**Exercise goal**
Please copy each line below that contains the string "file".

(Dataset excerpts)
————

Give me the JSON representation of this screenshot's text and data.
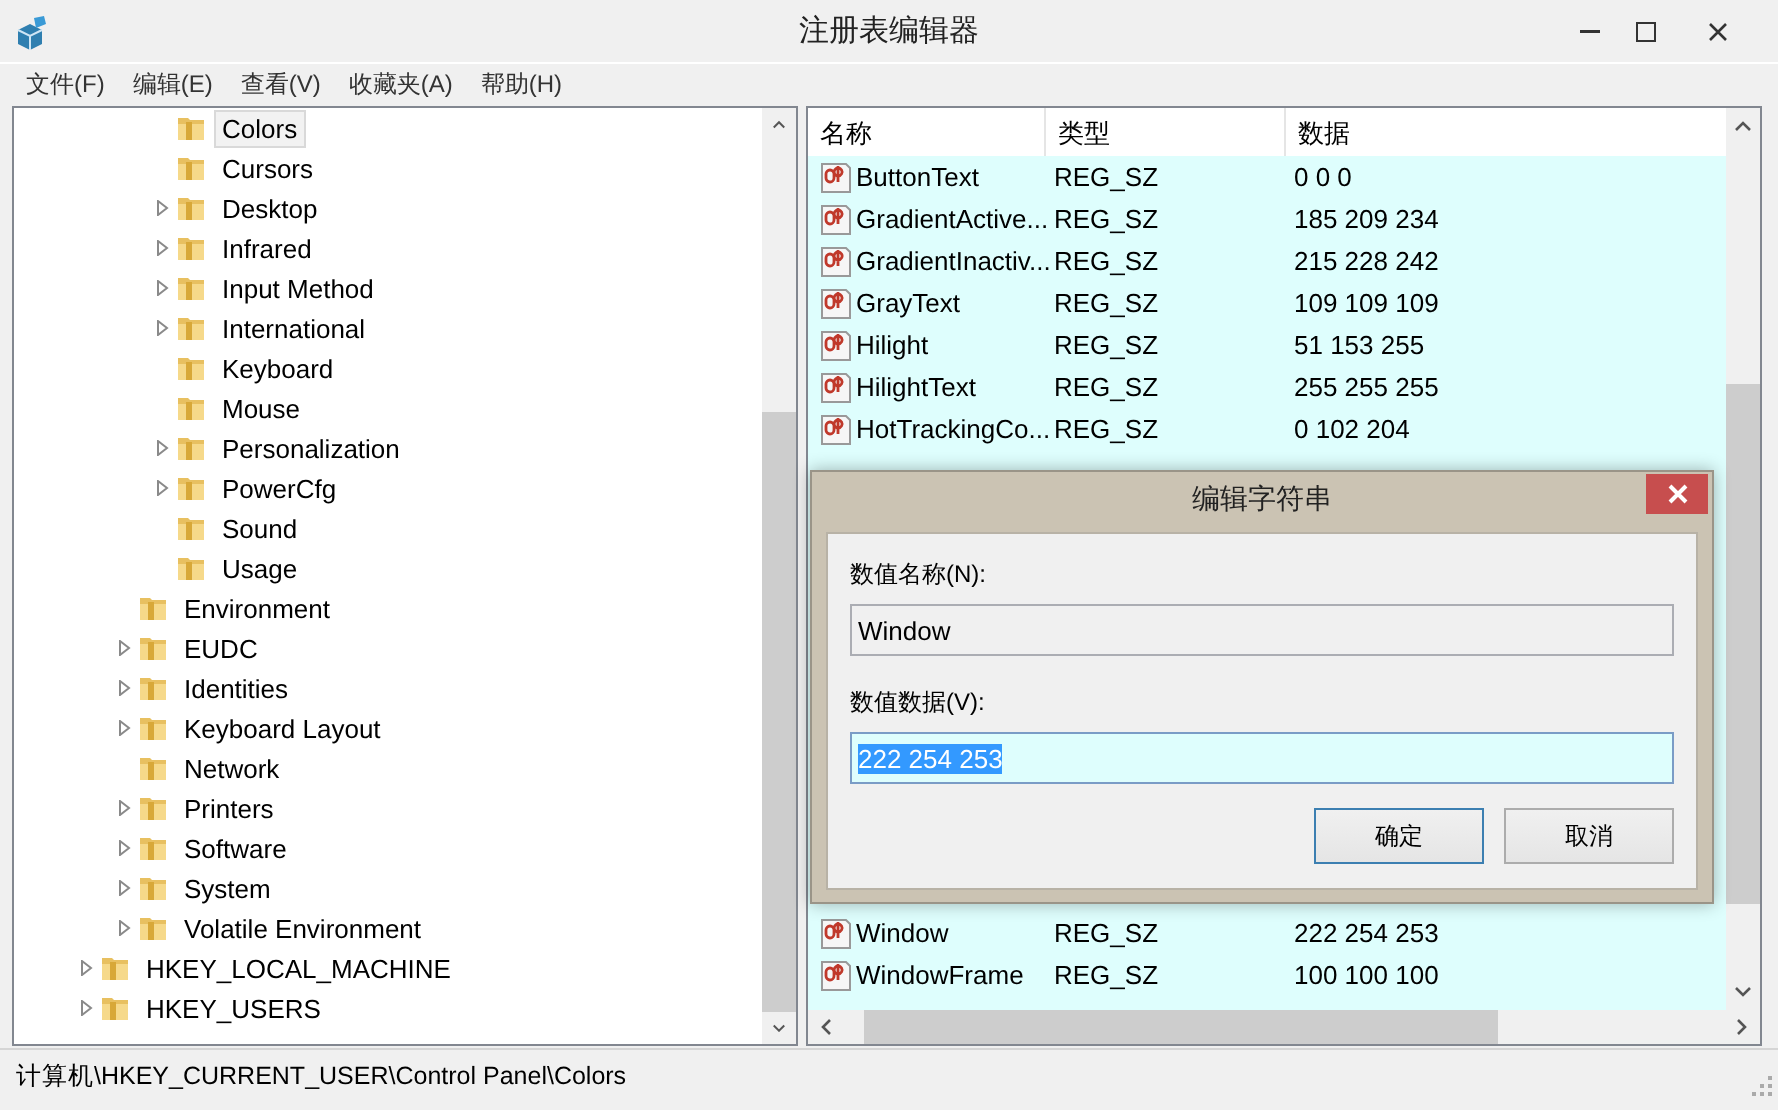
{
  "window": {
    "title": "注册表编辑器"
  },
  "menu": [
    {
      "label": "文件(F)"
    },
    {
      "label": "编辑(E)"
    },
    {
      "label": "查看(V)"
    },
    {
      "label": "收藏夹(A)"
    },
    {
      "label": "帮助(H)"
    }
  ],
  "tree": {
    "items": [
      {
        "children": [
          {
            "children": [
              {
                "children": [
                  {
                    "label": "Colors",
                    "expandable": false,
                    "selected": true
                  },
                  {
                    "label": "Cursors",
                    "expandable": false,
                    "selected": false
                  },
                  {
                    "label": "Desktop",
                    "expandable": true,
                    "selected": false
                  },
                  {
                    "label": "Infrared",
                    "expandable": true,
                    "selected": false
                  },
                  {
                    "label": "Input Method",
                    "expandable": true,
                    "selected": false
                  },
                  {
                    "label": "International",
                    "expandable": true,
                    "selected": false
                  },
                  {
                    "label": "Keyboard",
                    "expandable": false,
                    "selected": false
                  },
                  {
                    "label": "Mouse",
                    "expandable": false,
                    "selected": false
                  },
                  {
                    "label": "Personalization",
                    "expandable": true,
                    "selected": false
                  },
                  {
                    "label": "PowerCfg",
                    "expandable": true,
                    "selected": false
                  },
                  {
                    "label": "Sound",
                    "expandable": false,
                    "selected": false
                  },
                  {
                    "label": "Usage",
                    "expandable": false,
                    "selected": false
                  }
                ]
              },
              {
                "label": "Environment",
                "expandable": false,
                "selected": false
              },
              {
                "label": "EUDC",
                "expandable": true,
                "selected": false
              },
              {
                "label": "Identities",
                "expandable": true,
                "selected": false
              },
              {
                "label": "Keyboard Layout",
                "expandable": true,
                "selected": false
              },
              {
                "label": "Network",
                "expandable": false,
                "selected": false
              },
              {
                "label": "Printers",
                "expandable": true,
                "selected": false
              },
              {
                "label": "Software",
                "expandable": true,
                "selected": false
              },
              {
                "label": "System",
                "expandable": true,
                "selected": false
              },
              {
                "label": "Volatile Environment",
                "expandable": true,
                "selected": false
              }
            ]
          },
          {
            "label": "HKEY_LOCAL_MACHINE",
            "expandable": true,
            "selected": false
          },
          {
            "label": "HKEY_USERS",
            "expandable": true,
            "selected": false
          }
        ]
      }
    ]
  },
  "table": {
    "columns": [
      "名称",
      "类型",
      "数据"
    ],
    "rows": [
      {
        "name": "ButtonText",
        "type": "REG_SZ",
        "data": "0 0 0"
      },
      {
        "name": "GradientActive...",
        "type": "REG_SZ",
        "data": "185 209 234"
      },
      {
        "name": "GradientInactiv...",
        "type": "REG_SZ",
        "data": "215 228 242"
      },
      {
        "name": "GrayText",
        "type": "REG_SZ",
        "data": "109 109 109"
      },
      {
        "name": "Hilight",
        "type": "REG_SZ",
        "data": "51 153 255"
      },
      {
        "name": "HilightText",
        "type": "REG_SZ",
        "data": "255 255 255"
      },
      {
        "name": "HotTrackingCo...",
        "type": "REG_SZ",
        "data": "0 102 204"
      }
    ],
    "rows_below_dialog": [
      {
        "name": "Window",
        "type": "REG_SZ",
        "data": "222 254 253"
      },
      {
        "name": "WindowFrame",
        "type": "REG_SZ",
        "data": "100 100 100"
      }
    ]
  },
  "dialog": {
    "title": "编辑字符串",
    "name_label": "数值名称(N):",
    "name_value": "Window",
    "data_label": "数值数据(V):",
    "data_value": "222 254 253",
    "data_text_selected": true,
    "buttons": [
      {
        "label": "确定",
        "default": true
      },
      {
        "label": "取消",
        "default": false
      }
    ]
  },
  "status_bar": "计算机\\HKEY_CURRENT_USER\\Control Panel\\Colors"
}
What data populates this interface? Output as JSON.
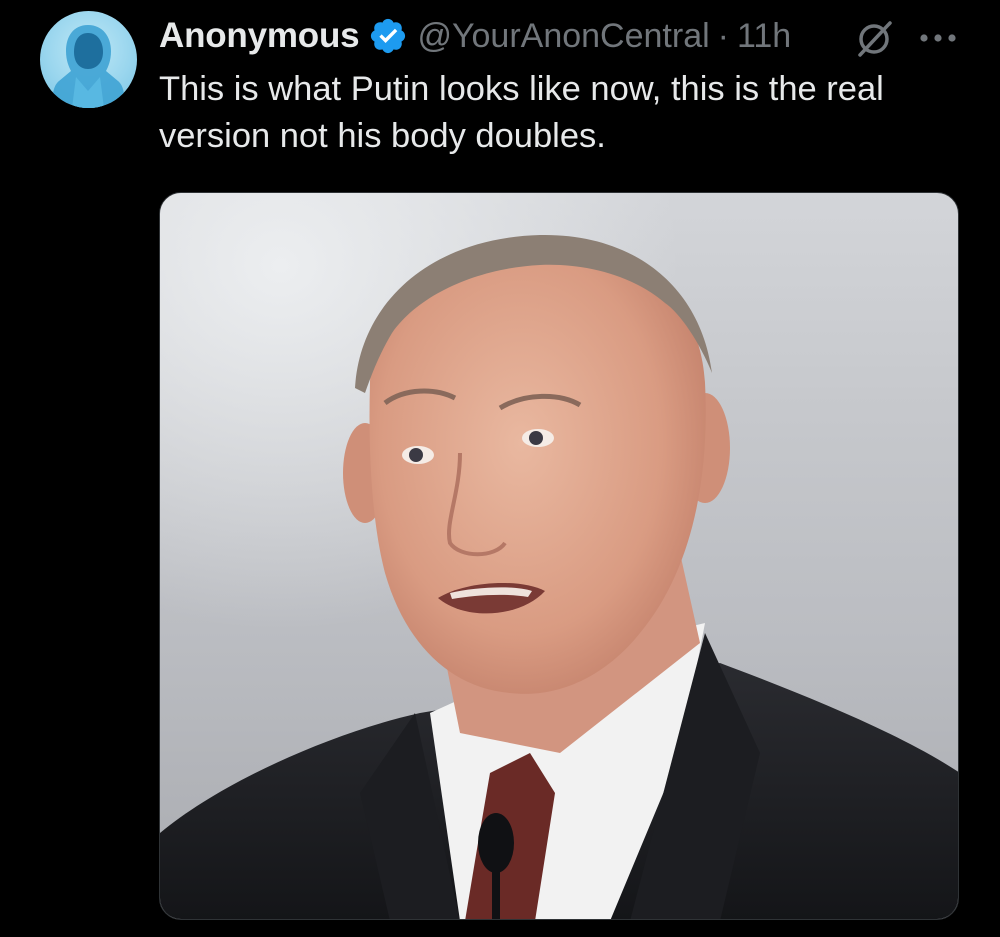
{
  "tweet": {
    "author": {
      "display_name": "Anonymous",
      "handle": "@YourAnonCentral",
      "verified": true,
      "avatar_icon": "hooded-figure-avatar"
    },
    "separator": "·",
    "timestamp": "11h",
    "actions": {
      "grok_icon": "grok-icon",
      "more_icon": "more-horizontal-icon"
    },
    "text": "This is what Putin looks like now, this is the real version not his body doubles.",
    "media": {
      "type": "photo",
      "icon": "photo-of-man-in-suit"
    }
  },
  "colors": {
    "background": "#000000",
    "primary_text": "#e7e9ea",
    "secondary_text": "#71767b",
    "verified_blue": "#1d9bf0",
    "avatar_bg": "#9ad6ee"
  }
}
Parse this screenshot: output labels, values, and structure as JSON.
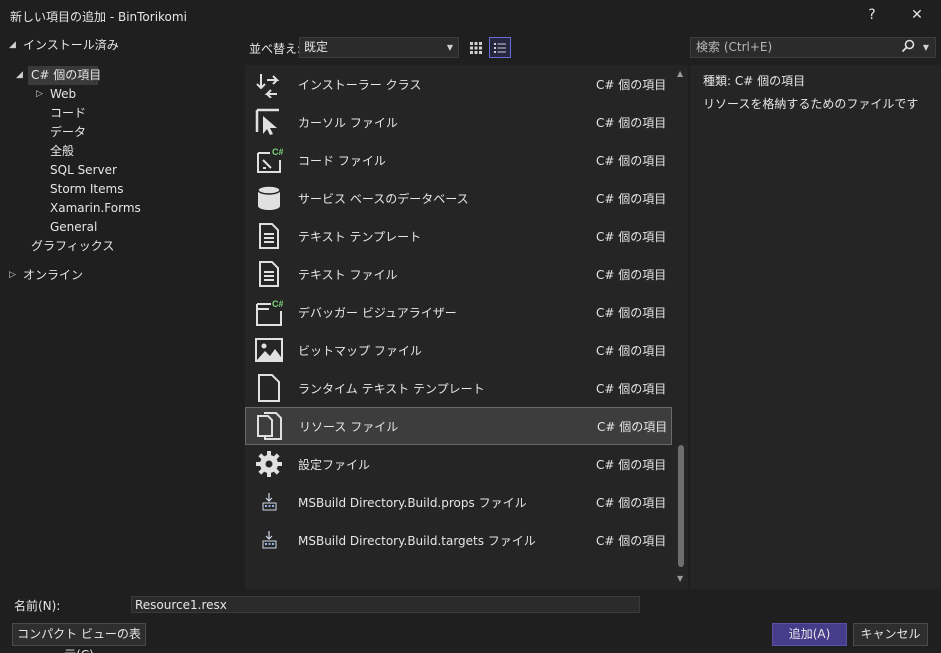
{
  "window": {
    "title": "新しい項目の追加 - BinTorikomi",
    "help_label": "?",
    "close_label": "✕"
  },
  "tree": {
    "installed": "インストール済み",
    "csharp": "C# 個の項目",
    "web": "Web",
    "code": "コード",
    "data": "データ",
    "all": "全般",
    "sql": "SQL Server",
    "storm": "Storm Items",
    "xamarin": "Xamarin.Forms",
    "general": "General",
    "graphics": "グラフィックス",
    "online": "オンライン"
  },
  "toolbar": {
    "sort_label": "並べ替え:",
    "sort_value": "既定"
  },
  "search": {
    "placeholder": "検索 (Ctrl+E)"
  },
  "items": [
    {
      "name": "インストーラー クラス",
      "lang": "C# 個の項目",
      "icon": "installer-class-icon"
    },
    {
      "name": "カーソル ファイル",
      "lang": "C# 個の項目",
      "icon": "cursor-file-icon"
    },
    {
      "name": "コード ファイル",
      "lang": "C# 個の項目",
      "icon": "code-file-icon"
    },
    {
      "name": "サービス ベースのデータベース",
      "lang": "C# 個の項目",
      "icon": "database-icon"
    },
    {
      "name": "テキスト テンプレート",
      "lang": "C# 個の項目",
      "icon": "text-template-icon"
    },
    {
      "name": "テキスト ファイル",
      "lang": "C# 個の項目",
      "icon": "text-file-icon"
    },
    {
      "name": "デバッガー ビジュアライザー",
      "lang": "C# 個の項目",
      "icon": "debugger-visualizer-icon"
    },
    {
      "name": "ビットマップ ファイル",
      "lang": "C# 個の項目",
      "icon": "bitmap-file-icon"
    },
    {
      "name": "ランタイム テキスト テンプレート",
      "lang": "C# 個の項目",
      "icon": "blank-file-icon"
    },
    {
      "name": "リソース ファイル",
      "lang": "C# 個の項目",
      "icon": "resource-file-icon"
    },
    {
      "name": "設定ファイル",
      "lang": "C# 個の項目",
      "icon": "settings-gear-icon"
    },
    {
      "name": "MSBuild Directory.Build.props ファイル",
      "lang": "C# 個の項目",
      "icon": "msbuild-icon"
    },
    {
      "name": "MSBuild Directory.Build.targets ファイル",
      "lang": "C# 個の項目",
      "icon": "msbuild-icon"
    }
  ],
  "details": {
    "kind_label": "種類:",
    "kind_value": "C# 個の項目",
    "description": "リソースを格納するためのファイルです"
  },
  "bottom": {
    "name_label": "名前(N):",
    "name_value": "Resource1.resx",
    "compact_button": "コンパクト ビューの表示(C)",
    "add_button": "追加(A)",
    "cancel_button": "キャンセル"
  }
}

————

**Answer space**
      "icon": "cursor-file-icon"
      "icon": "code-file-icon"
      "icon": "text-file-icon"
      "icon": "bitmap-file-icon"
      "icon": "blank-file-icon"
      "icon": "resource-file-icon"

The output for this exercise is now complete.